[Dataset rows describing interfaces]

'''

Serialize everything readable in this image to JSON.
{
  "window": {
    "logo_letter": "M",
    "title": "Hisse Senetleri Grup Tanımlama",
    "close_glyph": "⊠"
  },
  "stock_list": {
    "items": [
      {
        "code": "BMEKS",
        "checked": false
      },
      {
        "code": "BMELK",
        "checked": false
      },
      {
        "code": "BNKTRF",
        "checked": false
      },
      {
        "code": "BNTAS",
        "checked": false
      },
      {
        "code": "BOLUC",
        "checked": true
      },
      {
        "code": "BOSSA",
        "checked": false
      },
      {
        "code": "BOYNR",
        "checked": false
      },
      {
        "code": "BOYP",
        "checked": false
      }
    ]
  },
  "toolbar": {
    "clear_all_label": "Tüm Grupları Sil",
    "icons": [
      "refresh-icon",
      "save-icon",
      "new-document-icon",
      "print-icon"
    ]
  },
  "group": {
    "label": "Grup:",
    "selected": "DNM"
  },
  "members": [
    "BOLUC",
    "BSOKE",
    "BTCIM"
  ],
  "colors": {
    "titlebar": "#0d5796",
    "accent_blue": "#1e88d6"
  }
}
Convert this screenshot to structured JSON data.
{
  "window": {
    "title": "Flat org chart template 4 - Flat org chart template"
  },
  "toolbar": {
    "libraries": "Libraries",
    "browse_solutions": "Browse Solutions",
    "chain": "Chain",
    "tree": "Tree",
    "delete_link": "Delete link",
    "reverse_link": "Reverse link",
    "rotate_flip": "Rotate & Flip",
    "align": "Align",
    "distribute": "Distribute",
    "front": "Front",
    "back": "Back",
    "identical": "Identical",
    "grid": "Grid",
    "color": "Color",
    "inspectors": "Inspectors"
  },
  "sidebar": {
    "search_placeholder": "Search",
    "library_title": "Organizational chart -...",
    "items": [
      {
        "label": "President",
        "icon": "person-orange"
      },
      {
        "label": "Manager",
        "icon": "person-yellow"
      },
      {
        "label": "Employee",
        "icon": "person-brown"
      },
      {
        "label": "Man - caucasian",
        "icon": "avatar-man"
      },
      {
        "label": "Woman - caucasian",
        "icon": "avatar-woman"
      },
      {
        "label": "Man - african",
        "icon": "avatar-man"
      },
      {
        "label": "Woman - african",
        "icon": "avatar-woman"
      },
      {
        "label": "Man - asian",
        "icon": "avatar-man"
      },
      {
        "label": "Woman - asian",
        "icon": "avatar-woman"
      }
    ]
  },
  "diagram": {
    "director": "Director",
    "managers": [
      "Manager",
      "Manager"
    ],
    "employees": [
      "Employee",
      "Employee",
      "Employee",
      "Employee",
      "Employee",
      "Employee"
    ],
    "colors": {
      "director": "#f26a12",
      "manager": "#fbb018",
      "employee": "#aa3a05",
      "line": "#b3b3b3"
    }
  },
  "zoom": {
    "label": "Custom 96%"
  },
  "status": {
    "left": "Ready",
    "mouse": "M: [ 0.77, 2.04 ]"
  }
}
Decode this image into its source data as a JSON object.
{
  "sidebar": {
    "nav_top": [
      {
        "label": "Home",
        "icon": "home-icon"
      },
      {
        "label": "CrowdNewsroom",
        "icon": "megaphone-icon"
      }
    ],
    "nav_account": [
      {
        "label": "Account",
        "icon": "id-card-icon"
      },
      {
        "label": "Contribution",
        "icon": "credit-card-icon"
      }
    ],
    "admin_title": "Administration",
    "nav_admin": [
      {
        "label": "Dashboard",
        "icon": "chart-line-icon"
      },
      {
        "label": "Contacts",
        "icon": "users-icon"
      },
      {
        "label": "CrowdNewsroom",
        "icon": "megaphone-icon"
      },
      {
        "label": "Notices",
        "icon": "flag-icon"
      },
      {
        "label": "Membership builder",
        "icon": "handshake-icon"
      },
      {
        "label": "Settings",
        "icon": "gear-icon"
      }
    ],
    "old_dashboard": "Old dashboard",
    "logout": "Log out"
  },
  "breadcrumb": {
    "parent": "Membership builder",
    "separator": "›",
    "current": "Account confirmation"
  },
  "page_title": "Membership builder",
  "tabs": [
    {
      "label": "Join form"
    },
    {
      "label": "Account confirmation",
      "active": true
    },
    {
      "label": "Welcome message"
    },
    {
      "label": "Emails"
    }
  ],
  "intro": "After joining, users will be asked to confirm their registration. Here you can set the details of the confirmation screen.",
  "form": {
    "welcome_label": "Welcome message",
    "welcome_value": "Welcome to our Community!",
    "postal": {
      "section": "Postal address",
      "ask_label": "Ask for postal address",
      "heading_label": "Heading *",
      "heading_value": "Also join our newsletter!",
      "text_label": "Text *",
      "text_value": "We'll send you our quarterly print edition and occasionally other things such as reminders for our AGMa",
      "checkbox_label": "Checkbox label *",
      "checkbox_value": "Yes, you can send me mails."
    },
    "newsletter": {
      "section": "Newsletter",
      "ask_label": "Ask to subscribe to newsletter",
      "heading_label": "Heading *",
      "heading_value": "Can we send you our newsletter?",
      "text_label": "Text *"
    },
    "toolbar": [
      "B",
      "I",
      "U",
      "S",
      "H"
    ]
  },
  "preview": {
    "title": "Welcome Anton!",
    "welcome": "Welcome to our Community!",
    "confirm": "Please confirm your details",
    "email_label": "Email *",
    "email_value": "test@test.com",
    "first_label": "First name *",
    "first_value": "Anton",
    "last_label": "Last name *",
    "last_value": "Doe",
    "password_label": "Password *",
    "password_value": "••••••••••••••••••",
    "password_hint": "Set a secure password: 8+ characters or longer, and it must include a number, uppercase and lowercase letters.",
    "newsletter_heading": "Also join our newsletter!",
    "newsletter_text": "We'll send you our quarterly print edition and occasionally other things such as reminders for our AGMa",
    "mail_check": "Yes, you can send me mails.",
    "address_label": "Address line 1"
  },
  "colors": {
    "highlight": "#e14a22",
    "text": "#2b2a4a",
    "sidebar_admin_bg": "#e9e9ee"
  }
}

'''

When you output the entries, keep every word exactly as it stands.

Serialize everything readable in this image to JSON.
{
  "window": {
    "logo_letter": "M",
    "title": "Hisse Senetleri Grup Tanımlama",
    "close_glyph": "⊠"
  },
  "stock_list": {
    "items": [
      {
        "code": "BMEKS",
        "checked": false
      },
      {
        "code": "BMELK",
        "checked": false
      },
      {
        "code": "BNKTRF",
        "checked": false
      },
      {
        "code": "BNTAS",
        "checked": false
      },
      {
        "code": "BOLUC",
        "checked": true
      },
      {
        "code": "BOSSA",
        "checked": false
      },
      {
        "code": "BOYNR",
        "checked": false
      },
      {
        "code": "BOYP",
        "checked": false
      }
    ]
  },
  "toolbar": {
    "clear_all_label": "Tüm Grupları Sil",
    "icons": [
      "refresh-icon",
      "save-icon",
      "new-document-icon",
      "print-icon"
    ]
  },
  "group": {
    "label": "Grup:",
    "selected": "DNM"
  },
  "members": [
    "BOLUC",
    "BSOKE",
    "BTCIM"
  ],
  "colors": {
    "titlebar": "#0d5796",
    "accent_blue": "#1e88d6"
  }
}
Convert this screenshot to structured JSON data.
{
  "window": {
    "title": "Flat org chart template 4 - Flat org chart template"
  },
  "toolbar": {
    "libraries": "Libraries",
    "browse_solutions": "Browse Solutions",
    "chain": "Chain",
    "tree": "Tree",
    "delete_link": "Delete link",
    "reverse_link": "Reverse link",
    "rotate_flip": "Rotate & Flip",
    "align": "Align",
    "distribute": "Distribute",
    "front": "Front",
    "back": "Back",
    "identical": "Identical",
    "grid": "Grid",
    "color": "Color",
    "inspectors": "Inspectors"
  },
  "sidebar": {
    "search_placeholder": "Search",
    "library_title": "Organizational chart -...",
    "items": [
      {
        "label": "President",
        "icon": "person-orange"
      },
      {
        "label": "Manager",
        "icon": "person-yellow"
      },
      {
        "label": "Employee",
        "icon": "person-brown"
      },
      {
        "label": "Man - caucasian",
        "icon": "avatar-man"
      },
      {
        "label": "Woman - caucasian",
        "icon": "avatar-woman"
      },
      {
        "label": "Man - african",
        "icon": "avatar-man"
      },
      {
        "label": "Woman - african",
        "icon": "avatar-woman"
      },
      {
        "label": "Man - asian",
        "icon": "avatar-man"
      },
      {
        "label": "Woman - asian",
        "icon": "avatar-woman"
      }
    ]
  },
  "diagram": {
    "director": "Director",
    "managers": [
      "Manager",
      "Manager"
    ],
    "employees": [
      "Employee",
      "Employee",
      "Employee",
      "Employee",
      "Employee",
      "Employee"
    ],
    "colors": {
      "director": "#f26a12",
      "manager": "#fbb018",
      "employee": "#aa3a05",
      "line": "#b3b3b3"
    }
  },
  "zoom": {
    "label": "Custom 96%"
  },
  "status": {
    "left": "Ready",
    "mouse": "M: [ 0.77, 2.04 ]"
  }
}
Decode this image into its source data as a JSON object.
{
  "sidebar": {
    "nav_top": [
      {
        "label": "Home",
        "icon": "home-icon"
      },
      {
        "label": "CrowdNewsroom",
        "icon": "megaphone-icon"
      }
    ],
    "nav_account": [
      {
        "label": "Account",
        "icon": "id-card-icon"
      },
      {
        "label": "Contribution",
        "icon": "credit-card-icon"
      }
    ],
    "admin_title": "Administration",
    "nav_admin": [
      {
        "label": "Dashboard",
        "icon": "chart-line-icon"
      },
      {
        "label": "Contacts",
        "icon": "users-icon"
      },
      {
        "label": "CrowdNewsroom",
        "icon": "megaphone-icon"
      },
      {
        "label": "Notices",
        "icon": "flag-icon"
      },
      {
        "label": "Membership builder",
        "icon": "handshake-icon"
      },
      {
        "label": "Settings",
        "icon": "gear-icon"
      }
    ],
    "old_dashboard": "Old dashboard",
    "logout": "Log out"
  },
  "breadcrumb": {
    "parent": "Membership builder",
    "separator": "›",
    "current": "Account confirmation"
  },
  "page_title": "Membership builder",
  "tabs": [
    {
      "label": "Join form"
    },
    {
      "label": "Account confirmation",
      "active": true
    },
    {
      "label": "Welcome message"
    },
    {
      "label": "Emails"
    }
  ],
  "intro": "After joining, users will be asked to confirm their registration. Here you can set the details of the confirmation screen.",
  "form": {
    "welcome_label": "Welcome message",
    "welcome_value": "Welcome to our Community!",
    "postal": {
      "section": "Postal address",
      "ask_label": "Ask for postal address",
      "heading_label": "Heading *",
      "heading_value": "Also join our newsletter!",
      "text_label": "Text *",
      "text_value": "We'll send you our quarterly print edition and occasionally other things such as reminders for our AGMa",
      "checkbox_label": "Checkbox label *",
      "checkbox_value": "Yes, you can send me mails."
    },
    "newsletter": {
      "section": "Newsletter",
      "ask_label": "Ask to subscribe to newsletter",
      "heading_label": "Heading *",
      "heading_value": "Can we send you our newsletter?",
      "text_label": "Text *"
    },
    "toolbar": [
      "B",
      "I",
      "U",
      "S",
      "H"
    ]
  },
  "preview": {
    "title": "Welcome Anton!",
    "welcome": "Welcome to our Community!",
    "confirm": "Please confirm your details",
    "email_label": "Email *",
    "email_value": "test@test.com",
    "first_label": "First name *",
    "first_value": "Anton",
    "last_label": "Last name *",
    "last_value": "Doe",
    "password_label": "Password *",
    "password_value": "••••••••••••••••••",
    "password_hint": "Set a secure password: 8+ characters or longer, and it must include a number, uppercase and lowercase letters.",
    "newsletter_heading": "Also join our newsletter!",
    "newsletter_text": "We'll send you our quarterly print edition and occasionally other things such as reminders for our AGMa",
    "mail_check": "Yes, you can send me mails.",
    "address_label": "Address line 1"
  },
  "colors": {
    "highlight": "#e14a22",
    "text": "#2b2a4a",
    "sidebar_admin_bg": "#e9e9ee"
  }
}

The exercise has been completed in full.